Where a line contains the word "JSON", copy that line from the records below.

----- Stored data -----

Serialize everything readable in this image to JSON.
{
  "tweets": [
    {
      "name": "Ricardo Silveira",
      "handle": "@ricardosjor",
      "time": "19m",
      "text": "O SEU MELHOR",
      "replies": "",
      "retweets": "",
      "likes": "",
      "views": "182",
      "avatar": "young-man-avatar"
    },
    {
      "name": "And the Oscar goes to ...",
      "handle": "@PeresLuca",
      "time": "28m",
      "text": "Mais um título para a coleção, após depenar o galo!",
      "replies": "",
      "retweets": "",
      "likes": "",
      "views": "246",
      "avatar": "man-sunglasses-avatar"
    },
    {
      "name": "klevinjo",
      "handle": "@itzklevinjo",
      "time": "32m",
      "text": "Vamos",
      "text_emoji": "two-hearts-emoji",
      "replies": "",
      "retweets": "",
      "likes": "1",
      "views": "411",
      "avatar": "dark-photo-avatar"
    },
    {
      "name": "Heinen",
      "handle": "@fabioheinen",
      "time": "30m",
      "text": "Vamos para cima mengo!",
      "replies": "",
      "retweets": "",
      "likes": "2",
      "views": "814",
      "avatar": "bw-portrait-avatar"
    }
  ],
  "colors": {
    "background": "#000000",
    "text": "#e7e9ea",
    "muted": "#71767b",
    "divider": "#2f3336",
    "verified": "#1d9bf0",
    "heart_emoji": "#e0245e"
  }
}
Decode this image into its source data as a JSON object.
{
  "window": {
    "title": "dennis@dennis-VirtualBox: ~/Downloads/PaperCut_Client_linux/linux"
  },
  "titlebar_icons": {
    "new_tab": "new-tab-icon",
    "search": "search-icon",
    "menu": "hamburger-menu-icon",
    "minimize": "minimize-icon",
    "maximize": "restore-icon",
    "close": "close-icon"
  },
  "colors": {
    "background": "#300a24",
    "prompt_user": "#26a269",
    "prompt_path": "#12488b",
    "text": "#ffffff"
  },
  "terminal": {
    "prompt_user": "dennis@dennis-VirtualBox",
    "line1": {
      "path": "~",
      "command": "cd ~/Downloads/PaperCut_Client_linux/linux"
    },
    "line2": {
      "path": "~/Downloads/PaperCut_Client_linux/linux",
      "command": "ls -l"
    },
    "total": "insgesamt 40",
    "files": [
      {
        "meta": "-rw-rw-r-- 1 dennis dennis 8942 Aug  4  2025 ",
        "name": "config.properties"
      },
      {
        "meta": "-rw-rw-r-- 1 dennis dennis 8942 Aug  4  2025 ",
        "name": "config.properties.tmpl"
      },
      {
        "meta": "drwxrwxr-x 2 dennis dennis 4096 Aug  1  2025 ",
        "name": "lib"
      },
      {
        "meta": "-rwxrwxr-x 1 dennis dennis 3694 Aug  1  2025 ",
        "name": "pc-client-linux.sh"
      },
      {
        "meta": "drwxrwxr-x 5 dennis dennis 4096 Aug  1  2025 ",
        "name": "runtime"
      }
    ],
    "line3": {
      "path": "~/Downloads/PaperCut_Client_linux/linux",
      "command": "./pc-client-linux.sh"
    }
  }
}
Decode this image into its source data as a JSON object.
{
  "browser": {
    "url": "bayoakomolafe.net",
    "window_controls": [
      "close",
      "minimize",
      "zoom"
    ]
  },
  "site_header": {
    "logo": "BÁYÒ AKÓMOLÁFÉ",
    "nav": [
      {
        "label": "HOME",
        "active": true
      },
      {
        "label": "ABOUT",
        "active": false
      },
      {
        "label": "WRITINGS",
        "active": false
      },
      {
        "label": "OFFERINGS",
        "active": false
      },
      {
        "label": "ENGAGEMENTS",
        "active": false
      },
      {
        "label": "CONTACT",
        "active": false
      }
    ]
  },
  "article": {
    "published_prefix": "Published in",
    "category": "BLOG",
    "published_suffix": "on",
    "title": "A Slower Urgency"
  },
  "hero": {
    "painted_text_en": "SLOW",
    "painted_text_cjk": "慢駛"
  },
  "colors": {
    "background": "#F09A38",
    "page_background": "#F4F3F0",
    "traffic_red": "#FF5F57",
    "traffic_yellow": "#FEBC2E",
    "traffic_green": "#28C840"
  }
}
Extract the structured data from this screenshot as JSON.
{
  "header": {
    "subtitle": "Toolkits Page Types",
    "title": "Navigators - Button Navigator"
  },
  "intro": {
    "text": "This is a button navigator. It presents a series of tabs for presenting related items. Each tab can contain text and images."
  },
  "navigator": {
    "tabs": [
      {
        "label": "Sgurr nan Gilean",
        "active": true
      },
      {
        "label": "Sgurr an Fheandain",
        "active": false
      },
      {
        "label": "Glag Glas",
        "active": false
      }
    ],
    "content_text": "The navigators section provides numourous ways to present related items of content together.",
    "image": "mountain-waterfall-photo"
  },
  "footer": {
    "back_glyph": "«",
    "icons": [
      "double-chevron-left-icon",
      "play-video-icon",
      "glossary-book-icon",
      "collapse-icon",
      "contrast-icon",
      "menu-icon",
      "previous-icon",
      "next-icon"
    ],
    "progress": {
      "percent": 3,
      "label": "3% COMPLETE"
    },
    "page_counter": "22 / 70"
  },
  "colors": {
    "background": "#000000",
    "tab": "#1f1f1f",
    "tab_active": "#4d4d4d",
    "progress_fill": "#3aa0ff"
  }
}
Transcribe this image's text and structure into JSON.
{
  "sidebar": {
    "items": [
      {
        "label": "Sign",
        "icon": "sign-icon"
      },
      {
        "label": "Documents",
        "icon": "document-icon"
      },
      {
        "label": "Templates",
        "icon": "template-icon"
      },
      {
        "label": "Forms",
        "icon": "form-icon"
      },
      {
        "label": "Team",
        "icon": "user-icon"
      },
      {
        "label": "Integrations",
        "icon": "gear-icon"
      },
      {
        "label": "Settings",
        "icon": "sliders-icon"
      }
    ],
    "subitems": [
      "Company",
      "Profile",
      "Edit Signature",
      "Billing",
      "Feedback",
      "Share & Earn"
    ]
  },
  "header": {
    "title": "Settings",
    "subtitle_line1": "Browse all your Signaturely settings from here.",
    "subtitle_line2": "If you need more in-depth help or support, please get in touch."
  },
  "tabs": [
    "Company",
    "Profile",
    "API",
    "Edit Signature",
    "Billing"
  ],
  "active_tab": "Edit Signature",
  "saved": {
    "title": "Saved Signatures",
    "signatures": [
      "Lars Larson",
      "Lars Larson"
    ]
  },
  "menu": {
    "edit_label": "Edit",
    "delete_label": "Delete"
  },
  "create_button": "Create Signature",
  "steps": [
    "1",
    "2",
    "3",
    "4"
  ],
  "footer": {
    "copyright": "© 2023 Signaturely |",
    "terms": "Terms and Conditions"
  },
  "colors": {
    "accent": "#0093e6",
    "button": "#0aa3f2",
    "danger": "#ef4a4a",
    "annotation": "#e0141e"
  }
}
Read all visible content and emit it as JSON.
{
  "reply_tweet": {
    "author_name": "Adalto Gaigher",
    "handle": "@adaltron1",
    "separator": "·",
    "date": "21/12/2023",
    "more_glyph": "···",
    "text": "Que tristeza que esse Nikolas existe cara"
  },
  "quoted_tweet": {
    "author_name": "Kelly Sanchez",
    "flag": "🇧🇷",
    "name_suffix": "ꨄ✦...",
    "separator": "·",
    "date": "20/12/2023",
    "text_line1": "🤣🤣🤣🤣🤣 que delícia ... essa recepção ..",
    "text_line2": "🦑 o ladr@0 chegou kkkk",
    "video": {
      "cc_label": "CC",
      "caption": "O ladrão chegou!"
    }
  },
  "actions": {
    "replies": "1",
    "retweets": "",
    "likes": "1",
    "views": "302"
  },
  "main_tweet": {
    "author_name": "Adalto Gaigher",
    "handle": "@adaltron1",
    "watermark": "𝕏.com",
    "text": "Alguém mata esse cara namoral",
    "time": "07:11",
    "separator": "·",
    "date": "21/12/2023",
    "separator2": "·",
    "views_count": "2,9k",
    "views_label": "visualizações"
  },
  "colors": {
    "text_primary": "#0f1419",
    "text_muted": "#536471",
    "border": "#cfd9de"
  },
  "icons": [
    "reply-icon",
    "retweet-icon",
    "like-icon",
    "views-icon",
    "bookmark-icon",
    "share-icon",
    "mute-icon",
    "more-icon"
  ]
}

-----

Response below:
Serialize everything readable in this image to JSON.
Decode this image into its source data as a JSON object.
Decode this image into its source data as a JSON object.
Extract the structured data from this screenshot as JSON.
Transcribe this image's text and structure into JSON.
Read all visible content and emit it as JSON.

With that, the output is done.